Instructions for the task:
Return the data that follows exactly as it appears. Pictures do not belong in the copy.

Data for processing:
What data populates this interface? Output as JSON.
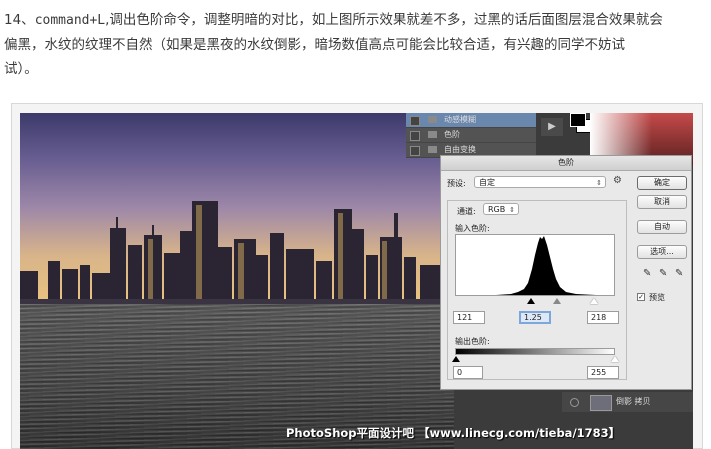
{
  "article": {
    "step_prefix": "14、",
    "command": "command+L",
    "line1_rest": ",调出色阶命令，调整明暗的对比，如上图所示效果就差不多，过黑的话后面图层混合效果就会",
    "line2": "偏黑，水纹的纹理不自然（如果是黑夜的水纹倒影，暗场数值高点可能会比较合适，有兴趣的同学不妨试",
    "line3": "试）。"
  },
  "layers_panel": {
    "rows": [
      {
        "name": "动感模糊",
        "selected": true
      },
      {
        "name": "色阶",
        "selected": false
      },
      {
        "name": "自由变换",
        "selected": false
      }
    ],
    "bottom_layer_name": "倒影 拷贝"
  },
  "dialog": {
    "title": "色阶",
    "preset_label": "预设:",
    "preset_value": "自定",
    "channel_label": "通道:",
    "channel_value": "RGB",
    "input_levels_label": "输入色阶:",
    "output_levels_label": "输出色阶:",
    "input_black": "121",
    "input_gamma": "1.25",
    "input_white": "218",
    "output_black": "0",
    "output_white": "255",
    "buttons": {
      "ok": "确定",
      "cancel": "取消",
      "auto": "自动",
      "options": "选项..."
    },
    "preview_label": "预览",
    "preview_checked": true
  },
  "watermark": "PhotoShop平面设计吧 【www.linecg.com/tieba/1783】",
  "icons": {
    "gear": "gear-icon",
    "eyedroppers": [
      "black-eyedropper-icon",
      "gray-eyedropper-icon",
      "white-eyedropper-icon"
    ],
    "play": "play-icon"
  }
}
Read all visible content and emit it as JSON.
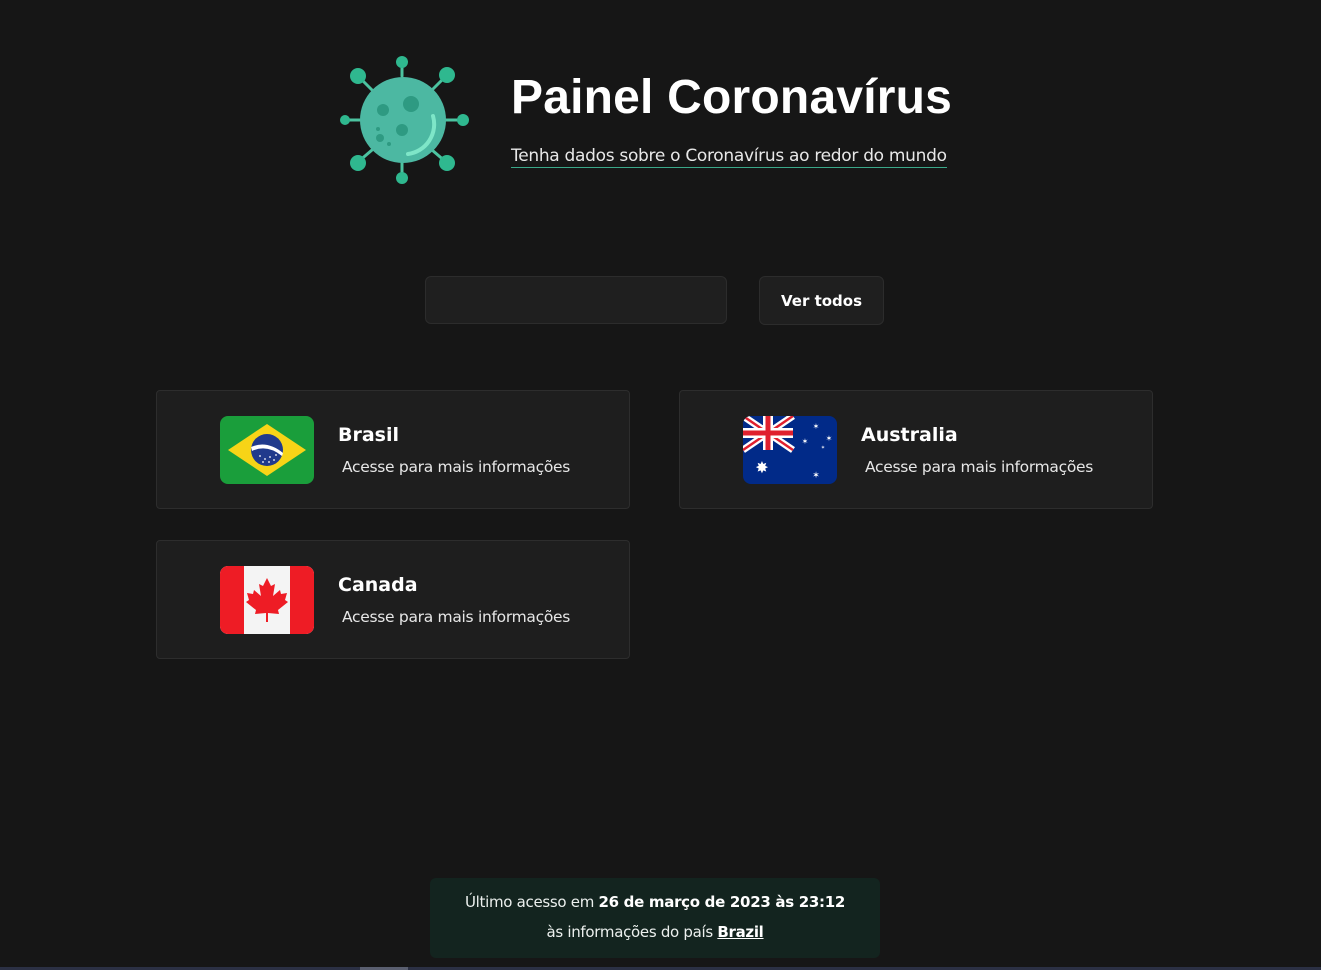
{
  "header": {
    "title": "Painel Coronavírus",
    "subtitle": "Tenha dados sobre o Coronavírus ao redor do mundo",
    "logo_icon": "virus-icon"
  },
  "search": {
    "value": "",
    "placeholder": "",
    "view_all_label": "Ver todos"
  },
  "countries": [
    {
      "name": "Brasil",
      "description": "Acesse para mais informações",
      "flag_icon": "brazil-flag-icon"
    },
    {
      "name": "Australia",
      "description": "Acesse para mais informações",
      "flag_icon": "australia-flag-icon"
    },
    {
      "name": "Canada",
      "description": "Acesse para mais informações",
      "flag_icon": "canada-flag-icon"
    }
  ],
  "last_access": {
    "prefix": "Último acesso em",
    "datetime": "26 de março de 2023 às 23:12",
    "line2_prefix": "às informações do país",
    "country": "Brazil"
  },
  "colors": {
    "background": "#161616",
    "card": "#1e1e1e",
    "accent": "#3aa889",
    "footer_bg": "#13241f"
  }
}
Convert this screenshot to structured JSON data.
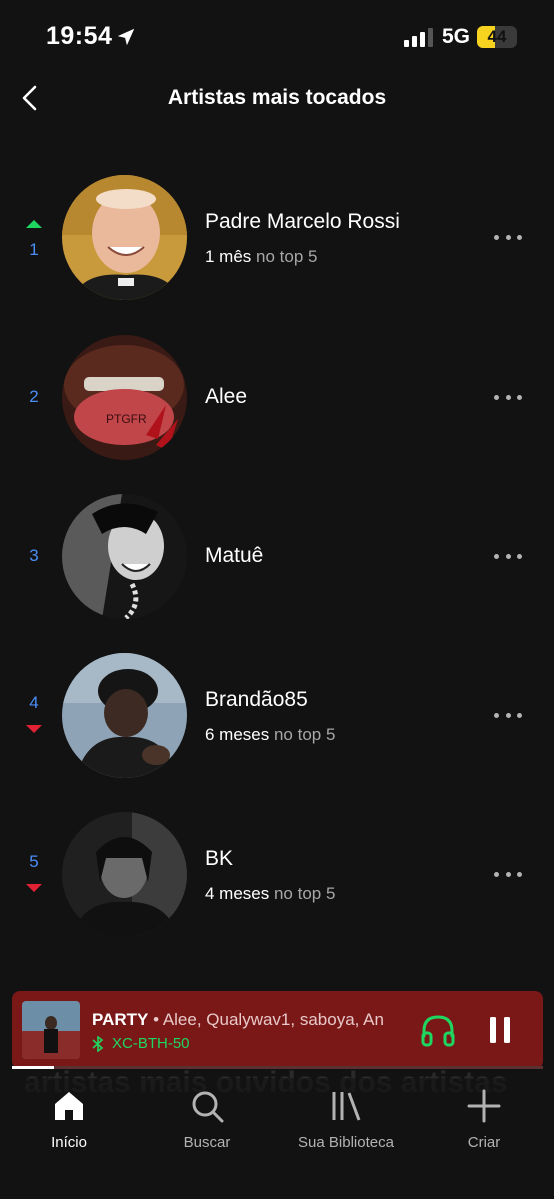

Result of the exercise:
What data populates this interface? Output as JSON.
{
  "article": {
    "step_prefix": "14、",
    "command": "command+L",
    "line1_rest": ",调出色阶命令，调整明暗的对比，如上图所示效果就差不多，过黑的话后面图层混合效果就会",
    "line2": "偏黑，水纹的纹理不自然（如果是黑夜的水纹倒影，暗场数值高点可能会比较合适，有兴趣的同学不妨试",
    "line3": "试）。"
  },
  "layers_panel": {
    "rows": [
      {
        "name": "动感模糊",
        "selected": true
      },
      {
        "name": "色阶",
        "selected": false
      },
      {
        "name": "自由变换",
        "selected": false
      }
    ],
    "bottom_layer_name": "倒影 拷贝"
  },
  "dialog": {
    "title": "色阶",
    "preset_label": "预设:",
    "preset_value": "自定",
    "channel_label": "通道:",
    "channel_value": "RGB",
    "input_levels_label": "输入色阶:",
    "output_levels_label": "输出色阶:",
    "input_black": "121",
    "input_gamma": "1.25",
    "input_white": "218",
    "output_black": "0",
    "output_white": "255",
    "buttons": {
      "ok": "确定",
      "cancel": "取消",
      "auto": "自动",
      "options": "选项..."
    },
    "preview_label": "预览",
    "preview_checked": true
  },
  "watermark": "PhotoShop平面设计吧 【www.linecg.com/tieba/1783】",
  "icons": {
    "gear": "gear-icon",
    "eyedroppers": [
      "black-eyedropper-icon",
      "gray-eyedropper-icon",
      "white-eyedropper-icon"
    ],
    "play": "play-icon"
  }
}
Read all visible content and emit it as JSON.
{
  "header": {
    "title": "Painel Coronavírus",
    "subtitle": "Tenha dados sobre o Coronavírus ao redor do mundo",
    "logo_icon": "virus-icon"
  },
  "search": {
    "value": "",
    "placeholder": "",
    "view_all_label": "Ver todos"
  },
  "countries": [
    {
      "name": "Brasil",
      "description": "Acesse para mais informações",
      "flag_icon": "brazil-flag-icon"
    },
    {
      "name": "Australia",
      "description": "Acesse para mais informações",
      "flag_icon": "australia-flag-icon"
    },
    {
      "name": "Canada",
      "description": "Acesse para mais informações",
      "flag_icon": "canada-flag-icon"
    }
  ],
  "last_access": {
    "prefix": "Último acesso em",
    "datetime": "26 de março de 2023 às 23:12",
    "line2_prefix": "às informações do país",
    "country": "Brazil"
  },
  "colors": {
    "background": "#161616",
    "card": "#1e1e1e",
    "accent": "#3aa889",
    "footer_bg": "#13241f"
  }
}
Convert this screenshot to structured JSON data.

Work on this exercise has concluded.